It is the season of wine. People who don’t drink wine, drink wine. People who do drink wine step up the quality of wine they drink. Wine sellers love December.
Often sellers discount so you can buy wondrous wine at awesome prices. Sellers do this to reduce inventory, but—whatever their reason—you can purchase superb wines without nuking your retirement portfolio or your child’s college fund. Go. Now. Buy.
I recently visited with Cyril Brun, cellar master for Charles Heidsieck Champagne, one of the world’s most prestigious and respected houses, and bluntly asked: “Why should someone send $65 or more than $100 on one of your offerings when they can get sparklings from $16 to $30 from New Mexico or Spain or Italy, not to mention Cook’s California Champagne for $6?”
Brun drilled the answer: “When you learn to drive, you do not drive a Maserati, you learn on a wrecker until you figure out what you are doing. It is the same way with wine. Start cheap, then move up.”
Wine palates develop with experience. You do not go from Big Red soda one day to Charles Heidsieck the next. Charles Heidsieck bottles are world-class, matured in chalk caves for years, hand-crafted, sublime, florid with multiple layers of wondrous flavor explorations, but—I am striving not to be a snob here—if your idea of “champagne” is Cook’s, do not use a Benjamin to step up this week. The longest journey begins with one step. New Mexico’s Gruet makes good stuff that will help you increase your appreciation of bubbly’s glories. Italian Prosecco, Spanish cavas, lesser Champagne houses also help you learn. Eventually, you get to Charles Heidsieck. You will be glad you made the journey.

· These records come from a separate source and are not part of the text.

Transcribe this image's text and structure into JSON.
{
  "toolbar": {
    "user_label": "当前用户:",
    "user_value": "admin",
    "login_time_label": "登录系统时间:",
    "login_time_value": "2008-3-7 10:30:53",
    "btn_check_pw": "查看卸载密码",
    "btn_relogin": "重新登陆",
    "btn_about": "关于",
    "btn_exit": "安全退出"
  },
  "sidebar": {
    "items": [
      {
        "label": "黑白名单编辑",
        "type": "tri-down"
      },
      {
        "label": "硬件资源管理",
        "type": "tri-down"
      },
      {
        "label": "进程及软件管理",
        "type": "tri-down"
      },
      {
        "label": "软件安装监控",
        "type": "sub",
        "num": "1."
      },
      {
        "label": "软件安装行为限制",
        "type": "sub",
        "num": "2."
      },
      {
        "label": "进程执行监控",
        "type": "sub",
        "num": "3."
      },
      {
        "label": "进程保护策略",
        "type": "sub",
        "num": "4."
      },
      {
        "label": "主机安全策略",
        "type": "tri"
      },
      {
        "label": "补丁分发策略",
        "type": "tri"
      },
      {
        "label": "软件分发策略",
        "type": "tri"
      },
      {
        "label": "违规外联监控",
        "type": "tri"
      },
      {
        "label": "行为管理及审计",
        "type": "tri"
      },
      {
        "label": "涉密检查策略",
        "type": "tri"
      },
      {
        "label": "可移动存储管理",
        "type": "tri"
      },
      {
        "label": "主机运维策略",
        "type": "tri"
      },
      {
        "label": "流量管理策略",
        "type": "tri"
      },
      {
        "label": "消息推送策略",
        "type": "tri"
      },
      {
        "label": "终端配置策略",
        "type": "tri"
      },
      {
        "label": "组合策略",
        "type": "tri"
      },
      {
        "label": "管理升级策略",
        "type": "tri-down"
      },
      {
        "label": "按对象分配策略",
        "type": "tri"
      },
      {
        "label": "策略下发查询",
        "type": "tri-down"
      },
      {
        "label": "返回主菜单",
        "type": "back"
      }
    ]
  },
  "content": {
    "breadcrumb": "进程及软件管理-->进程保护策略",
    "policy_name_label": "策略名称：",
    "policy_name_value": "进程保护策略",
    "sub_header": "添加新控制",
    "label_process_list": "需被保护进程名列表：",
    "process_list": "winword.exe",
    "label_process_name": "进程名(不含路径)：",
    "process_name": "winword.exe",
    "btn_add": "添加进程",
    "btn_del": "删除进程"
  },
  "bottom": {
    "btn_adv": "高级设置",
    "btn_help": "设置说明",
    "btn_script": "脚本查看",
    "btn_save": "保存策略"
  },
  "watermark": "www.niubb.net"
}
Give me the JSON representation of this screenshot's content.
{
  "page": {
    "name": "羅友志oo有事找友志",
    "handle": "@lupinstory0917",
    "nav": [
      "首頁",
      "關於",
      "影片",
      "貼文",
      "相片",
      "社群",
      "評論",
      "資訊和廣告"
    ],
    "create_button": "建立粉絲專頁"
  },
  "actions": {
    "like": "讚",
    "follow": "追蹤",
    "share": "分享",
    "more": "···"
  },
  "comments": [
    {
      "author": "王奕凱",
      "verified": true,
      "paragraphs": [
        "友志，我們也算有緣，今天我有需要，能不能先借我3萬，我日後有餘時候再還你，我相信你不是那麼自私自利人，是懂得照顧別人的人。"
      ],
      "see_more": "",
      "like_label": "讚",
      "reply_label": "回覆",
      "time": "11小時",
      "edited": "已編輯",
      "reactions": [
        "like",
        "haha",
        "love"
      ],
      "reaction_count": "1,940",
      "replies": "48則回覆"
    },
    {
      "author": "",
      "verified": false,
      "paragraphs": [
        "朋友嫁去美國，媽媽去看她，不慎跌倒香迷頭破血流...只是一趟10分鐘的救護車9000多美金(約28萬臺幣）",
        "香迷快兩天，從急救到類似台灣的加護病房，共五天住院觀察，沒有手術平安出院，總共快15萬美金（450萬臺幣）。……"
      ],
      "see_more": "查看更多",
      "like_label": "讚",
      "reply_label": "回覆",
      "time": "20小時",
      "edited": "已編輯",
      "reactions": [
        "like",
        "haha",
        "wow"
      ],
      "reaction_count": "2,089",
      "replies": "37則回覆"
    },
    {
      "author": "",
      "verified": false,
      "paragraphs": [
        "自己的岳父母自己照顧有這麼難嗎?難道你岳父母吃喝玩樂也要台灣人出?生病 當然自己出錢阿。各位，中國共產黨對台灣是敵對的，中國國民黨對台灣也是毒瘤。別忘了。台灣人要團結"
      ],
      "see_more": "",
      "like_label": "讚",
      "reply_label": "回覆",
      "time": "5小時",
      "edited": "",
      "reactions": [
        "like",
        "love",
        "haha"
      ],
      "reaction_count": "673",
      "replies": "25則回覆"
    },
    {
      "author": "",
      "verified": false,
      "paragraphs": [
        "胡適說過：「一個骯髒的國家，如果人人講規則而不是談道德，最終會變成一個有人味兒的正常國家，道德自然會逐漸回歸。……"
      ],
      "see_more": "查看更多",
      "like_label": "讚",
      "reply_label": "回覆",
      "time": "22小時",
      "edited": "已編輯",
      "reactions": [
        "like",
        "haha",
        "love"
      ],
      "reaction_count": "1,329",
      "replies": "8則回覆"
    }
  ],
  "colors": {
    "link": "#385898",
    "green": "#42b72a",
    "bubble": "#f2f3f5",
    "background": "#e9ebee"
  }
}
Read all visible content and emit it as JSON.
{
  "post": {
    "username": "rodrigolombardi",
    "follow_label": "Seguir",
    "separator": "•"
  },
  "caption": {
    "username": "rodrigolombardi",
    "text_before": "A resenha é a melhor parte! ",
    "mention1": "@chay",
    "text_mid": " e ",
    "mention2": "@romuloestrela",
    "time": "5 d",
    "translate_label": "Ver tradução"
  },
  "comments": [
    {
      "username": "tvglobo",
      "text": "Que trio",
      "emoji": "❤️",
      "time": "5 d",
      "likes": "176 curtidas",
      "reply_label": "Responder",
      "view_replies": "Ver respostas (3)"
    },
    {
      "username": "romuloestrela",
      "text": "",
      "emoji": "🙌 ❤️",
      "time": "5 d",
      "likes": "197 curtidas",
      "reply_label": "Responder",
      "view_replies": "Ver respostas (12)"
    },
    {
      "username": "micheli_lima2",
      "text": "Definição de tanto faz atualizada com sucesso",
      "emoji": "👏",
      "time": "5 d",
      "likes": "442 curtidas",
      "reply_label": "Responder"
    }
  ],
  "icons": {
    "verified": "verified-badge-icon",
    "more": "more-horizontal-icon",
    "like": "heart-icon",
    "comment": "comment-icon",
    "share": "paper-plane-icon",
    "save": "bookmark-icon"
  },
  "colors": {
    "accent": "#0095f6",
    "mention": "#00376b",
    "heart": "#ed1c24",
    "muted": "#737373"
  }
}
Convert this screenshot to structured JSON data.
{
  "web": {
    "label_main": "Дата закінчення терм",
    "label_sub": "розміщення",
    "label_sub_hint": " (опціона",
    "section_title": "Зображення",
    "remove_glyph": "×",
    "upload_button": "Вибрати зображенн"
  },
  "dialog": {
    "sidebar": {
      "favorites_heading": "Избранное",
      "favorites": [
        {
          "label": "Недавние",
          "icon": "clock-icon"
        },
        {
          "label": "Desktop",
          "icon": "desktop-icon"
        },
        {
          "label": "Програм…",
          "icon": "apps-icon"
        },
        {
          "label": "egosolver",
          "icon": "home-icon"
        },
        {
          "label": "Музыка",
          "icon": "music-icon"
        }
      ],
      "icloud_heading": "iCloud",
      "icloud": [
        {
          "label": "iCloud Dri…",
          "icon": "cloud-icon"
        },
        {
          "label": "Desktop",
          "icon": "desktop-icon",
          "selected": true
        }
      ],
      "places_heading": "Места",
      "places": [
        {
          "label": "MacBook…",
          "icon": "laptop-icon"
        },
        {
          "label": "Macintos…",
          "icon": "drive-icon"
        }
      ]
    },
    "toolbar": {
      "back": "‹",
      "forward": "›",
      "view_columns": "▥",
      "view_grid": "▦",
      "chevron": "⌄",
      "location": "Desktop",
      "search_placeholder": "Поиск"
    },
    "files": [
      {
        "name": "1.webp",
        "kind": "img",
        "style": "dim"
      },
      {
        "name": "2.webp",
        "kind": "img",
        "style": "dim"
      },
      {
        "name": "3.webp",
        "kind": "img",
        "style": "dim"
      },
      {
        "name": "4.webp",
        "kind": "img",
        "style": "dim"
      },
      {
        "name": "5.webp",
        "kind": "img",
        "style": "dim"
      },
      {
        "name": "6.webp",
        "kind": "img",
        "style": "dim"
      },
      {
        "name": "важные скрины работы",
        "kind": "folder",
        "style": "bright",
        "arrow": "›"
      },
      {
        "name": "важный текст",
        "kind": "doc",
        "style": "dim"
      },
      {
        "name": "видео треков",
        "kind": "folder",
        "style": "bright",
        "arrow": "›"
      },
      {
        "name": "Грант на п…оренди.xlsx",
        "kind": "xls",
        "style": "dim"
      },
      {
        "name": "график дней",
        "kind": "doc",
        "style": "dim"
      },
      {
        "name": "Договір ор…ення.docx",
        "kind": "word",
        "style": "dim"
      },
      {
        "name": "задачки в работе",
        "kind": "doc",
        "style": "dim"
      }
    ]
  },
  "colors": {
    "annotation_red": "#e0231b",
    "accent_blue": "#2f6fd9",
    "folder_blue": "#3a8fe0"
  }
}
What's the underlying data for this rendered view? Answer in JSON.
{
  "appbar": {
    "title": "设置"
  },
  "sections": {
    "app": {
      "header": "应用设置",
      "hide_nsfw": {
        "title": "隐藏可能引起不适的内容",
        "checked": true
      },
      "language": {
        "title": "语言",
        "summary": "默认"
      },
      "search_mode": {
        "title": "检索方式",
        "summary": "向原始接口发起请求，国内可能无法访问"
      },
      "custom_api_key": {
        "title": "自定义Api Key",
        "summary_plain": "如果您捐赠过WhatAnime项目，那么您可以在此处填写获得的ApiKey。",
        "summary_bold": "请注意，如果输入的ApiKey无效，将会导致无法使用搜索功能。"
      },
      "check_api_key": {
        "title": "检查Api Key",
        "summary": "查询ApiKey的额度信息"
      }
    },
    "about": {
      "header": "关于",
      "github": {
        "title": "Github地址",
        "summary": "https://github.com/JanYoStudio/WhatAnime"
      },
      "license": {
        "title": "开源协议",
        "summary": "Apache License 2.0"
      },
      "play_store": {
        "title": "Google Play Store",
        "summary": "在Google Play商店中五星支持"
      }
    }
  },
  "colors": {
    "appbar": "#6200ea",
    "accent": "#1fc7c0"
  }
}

• Bruno Colin Chassagne Montrachet Vieilles Vignes 2010. Delicious, extraordinarily well priced Burgundy premier cru (pinot noir). $49
• Charles Heidsieck Champagnes. Entry level for this world class bubbly is $46, next level is $65-85, it moves past $100 after that. Worth it at every level.
• Orin Swift Mercury Head Napa Cabernet Sauvignon 2012. Red fruit, plum, black cherry, spice; refined nose, elegant balance and acidity. $104
Last round: You don’t really buy fine wine. You rent it for the evening.